[Requirement] Write out all of the records precisely. Skip anything that is a picture.

[Dataset excerpts]
====================

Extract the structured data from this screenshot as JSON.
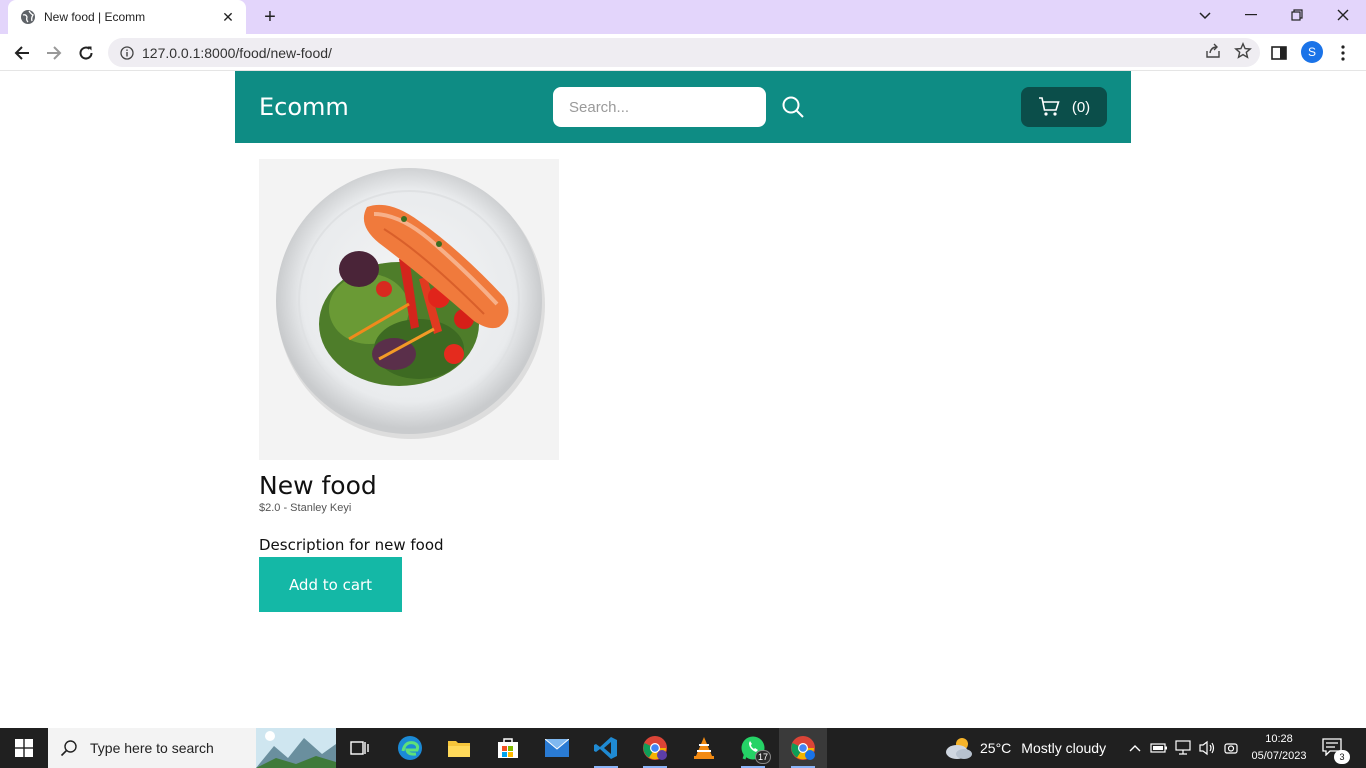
{
  "browser": {
    "tab_title": "New food | Ecomm",
    "url": "127.0.0.1:8000/food/new-food/",
    "profile_initial": "S"
  },
  "site": {
    "brand": "Ecomm",
    "search_placeholder": "Search...",
    "cart_count": "(0)"
  },
  "product": {
    "name": "New food",
    "meta": "$2.0 - Stanley Keyi",
    "description": "Description for new food",
    "add_to_cart_label": "Add to cart"
  },
  "taskbar": {
    "search_placeholder": "Type here to search",
    "whatsapp_badge": "17",
    "weather_temp": "25°C",
    "weather_text": "Mostly cloudy",
    "time": "10:28",
    "date": "05/07/2023",
    "notifications": "3"
  },
  "colors": {
    "navbar": "#0e8c84",
    "cart_button": "#0b4e4a",
    "add_to_cart": "#14b8a6",
    "tabstrip": "#e3d5fb"
  }
}
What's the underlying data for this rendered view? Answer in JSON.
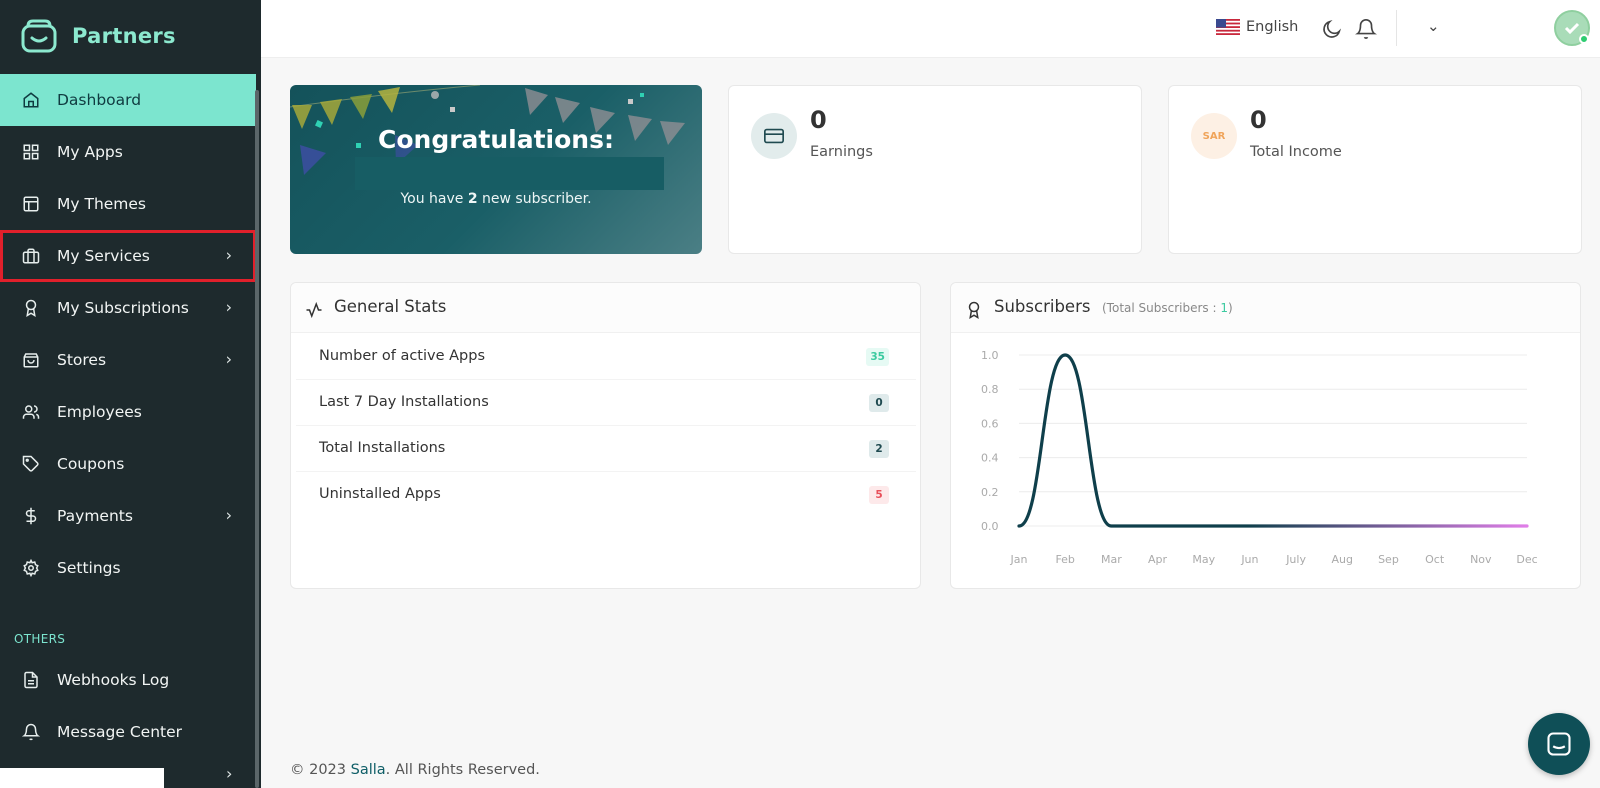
{
  "brand": {
    "name": "Partners"
  },
  "sidebar": {
    "items": [
      {
        "label": "Dashboard",
        "icon": "home-icon",
        "active": true
      },
      {
        "label": "My Apps",
        "icon": "grid-icon"
      },
      {
        "label": "My Themes",
        "icon": "layout-icon"
      },
      {
        "label": "My Services",
        "icon": "briefcase-icon",
        "chevron": true,
        "highlighted": true
      },
      {
        "label": "My Subscriptions",
        "icon": "award-icon",
        "chevron": true
      },
      {
        "label": "Stores",
        "icon": "shopping-bag-icon",
        "chevron": true
      },
      {
        "label": "Employees",
        "icon": "users-icon"
      },
      {
        "label": "Coupons",
        "icon": "tag-icon"
      },
      {
        "label": "Payments",
        "icon": "dollar-icon",
        "chevron": true
      },
      {
        "label": "Settings",
        "icon": "gear-icon"
      }
    ],
    "others_label": "OTHERS",
    "others": [
      {
        "label": "Webhooks Log",
        "icon": "file-text-icon"
      },
      {
        "label": "Message Center",
        "icon": "bell-icon"
      }
    ]
  },
  "header": {
    "language": "English",
    "icons": [
      "us-flag-icon",
      "moon-icon",
      "bell-icon",
      "chevron-down-icon",
      "avatar"
    ]
  },
  "congrats": {
    "title": "Congratulations:",
    "sub_before": "You have ",
    "sub_count": "2",
    "sub_after": " new subscriber."
  },
  "earnings": {
    "value": "0",
    "label": "Earnings"
  },
  "income": {
    "value": "0",
    "label": "Total Income",
    "currency": "SAR"
  },
  "general_stats": {
    "title": "General Stats",
    "rows": [
      {
        "label": "Number of active Apps",
        "value": "35",
        "color": "#3ccaa0",
        "bg": "#e6faf4"
      },
      {
        "label": "Last 7 Day Installations",
        "value": "0",
        "color": "#1f4a50",
        "bg": "#dfeaeb"
      },
      {
        "label": "Total Installations",
        "value": "2",
        "color": "#1f4a50",
        "bg": "#dfeaeb"
      },
      {
        "label": "Uninstalled Apps",
        "value": "5",
        "color": "#e8505b",
        "bg": "#fde9ea"
      }
    ]
  },
  "subscribers": {
    "title": "Subscribers",
    "total_label": "(Total Subscribers : ",
    "total_value": "1",
    "total_close": ")"
  },
  "chart_data": {
    "type": "line",
    "categories": [
      "Jan",
      "Feb",
      "Mar",
      "Apr",
      "May",
      "Jun",
      "July",
      "Aug",
      "Sep",
      "Oct",
      "Nov",
      "Dec"
    ],
    "series": [
      {
        "values": [
          0,
          1,
          0,
          0,
          0,
          0,
          0,
          0,
          0,
          0,
          0,
          0
        ]
      }
    ],
    "yticks": [
      "0.0",
      "0.2",
      "0.4",
      "0.6",
      "0.8",
      "1.0"
    ],
    "ylim": [
      0,
      1
    ],
    "grid": true,
    "colors": {
      "start": "#0f3f4b",
      "end": "#e07ee8"
    }
  },
  "footer": {
    "prefix": "© 2023 ",
    "brand": "Salla",
    "suffix": ". All Rights Reserved."
  }
}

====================

[Exercise result]
Extract the structured data from this screenshot as JSON.
{
  "browser": {
    "tab_title": "New food | Ecomm",
    "url": "127.0.0.1:8000/food/new-food/",
    "profile_initial": "S"
  },
  "site": {
    "brand": "Ecomm",
    "search_placeholder": "Search...",
    "cart_count": "(0)"
  },
  "product": {
    "name": "New food",
    "meta": "$2.0 - Stanley Keyi",
    "description": "Description for new food",
    "add_to_cart_label": "Add to cart"
  },
  "taskbar": {
    "search_placeholder": "Type here to search",
    "whatsapp_badge": "17",
    "weather_temp": "25°C",
    "weather_text": "Mostly cloudy",
    "time": "10:28",
    "date": "05/07/2023",
    "notifications": "3"
  },
  "colors": {
    "navbar": "#0e8c84",
    "cart_button": "#0b4e4a",
    "add_to_cart": "#14b8a6",
    "tabstrip": "#e3d5fb"
  }
}
What's the underlying data for this rendered view? Answer in JSON.
{
  "brand": {
    "name": "Partners"
  },
  "sidebar": {
    "items": [
      {
        "label": "Dashboard",
        "icon": "home-icon",
        "active": true
      },
      {
        "label": "My Apps",
        "icon": "grid-icon"
      },
      {
        "label": "My Themes",
        "icon": "layout-icon"
      },
      {
        "label": "My Services",
        "icon": "briefcase-icon",
        "chevron": true,
        "highlighted": true
      },
      {
        "label": "My Subscriptions",
        "icon": "award-icon",
        "chevron": true
      },
      {
        "label": "Stores",
        "icon": "shopping-bag-icon",
        "chevron": true
      },
      {
        "label": "Employees",
        "icon": "users-icon"
      },
      {
        "label": "Coupons",
        "icon": "tag-icon"
      },
      {
        "label": "Payments",
        "icon": "dollar-icon",
        "chevron": true
      },
      {
        "label": "Settings",
        "icon": "gear-icon"
      }
    ],
    "others_label": "OTHERS",
    "others": [
      {
        "label": "Webhooks Log",
        "icon": "file-text-icon"
      },
      {
        "label": "Message Center",
        "icon": "bell-icon"
      }
    ]
  },
  "header": {
    "language": "English",
    "icons": [
      "us-flag-icon",
      "moon-icon",
      "bell-icon",
      "chevron-down-icon",
      "avatar"
    ]
  },
  "congrats": {
    "title": "Congratulations:",
    "sub_before": "You have ",
    "sub_count": "2",
    "sub_after": " new subscriber."
  },
  "earnings": {
    "value": "0",
    "label": "Earnings"
  },
  "income": {
    "value": "0",
    "label": "Total Income",
    "currency": "SAR"
  },
  "general_stats": {
    "title": "General Stats",
    "rows": [
      {
        "label": "Number of active Apps",
        "value": "35",
        "color": "#3ccaa0",
        "bg": "#e6faf4"
      },
      {
        "label": "Last 7 Day Installations",
        "value": "0",
        "color": "#1f4a50",
        "bg": "#dfeaeb"
      },
      {
        "label": "Total Installations",
        "value": "2",
        "color": "#1f4a50",
        "bg": "#dfeaeb"
      },
      {
        "label": "Uninstalled Apps",
        "value": "5",
        "color": "#e8505b",
        "bg": "#fde9ea"
      }
    ]
  },
  "subscribers": {
    "title": "Subscribers",
    "total_label": "(Total Subscribers : ",
    "total_value": "1",
    "total_close": ")"
  },
  "chart_data": {
    "type": "line",
    "categories": [
      "Jan",
      "Feb",
      "Mar",
      "Apr",
      "May",
      "Jun",
      "July",
      "Aug",
      "Sep",
      "Oct",
      "Nov",
      "Dec"
    ],
    "series": [
      {
        "values": [
          0,
          1,
          0,
          0,
          0,
          0,
          0,
          0,
          0,
          0,
          0,
          0
        ]
      }
    ],
    "yticks": [
      "0.0",
      "0.2",
      "0.4",
      "0.6",
      "0.8",
      "1.0"
    ],
    "ylim": [
      0,
      1
    ],
    "grid": true,
    "colors": {
      "start": "#0f3f4b",
      "end": "#e07ee8"
    }
  },
  "footer": {
    "prefix": "© 2023 ",
    "brand": "Salla",
    "suffix": ". All Rights Reserved."
  }
}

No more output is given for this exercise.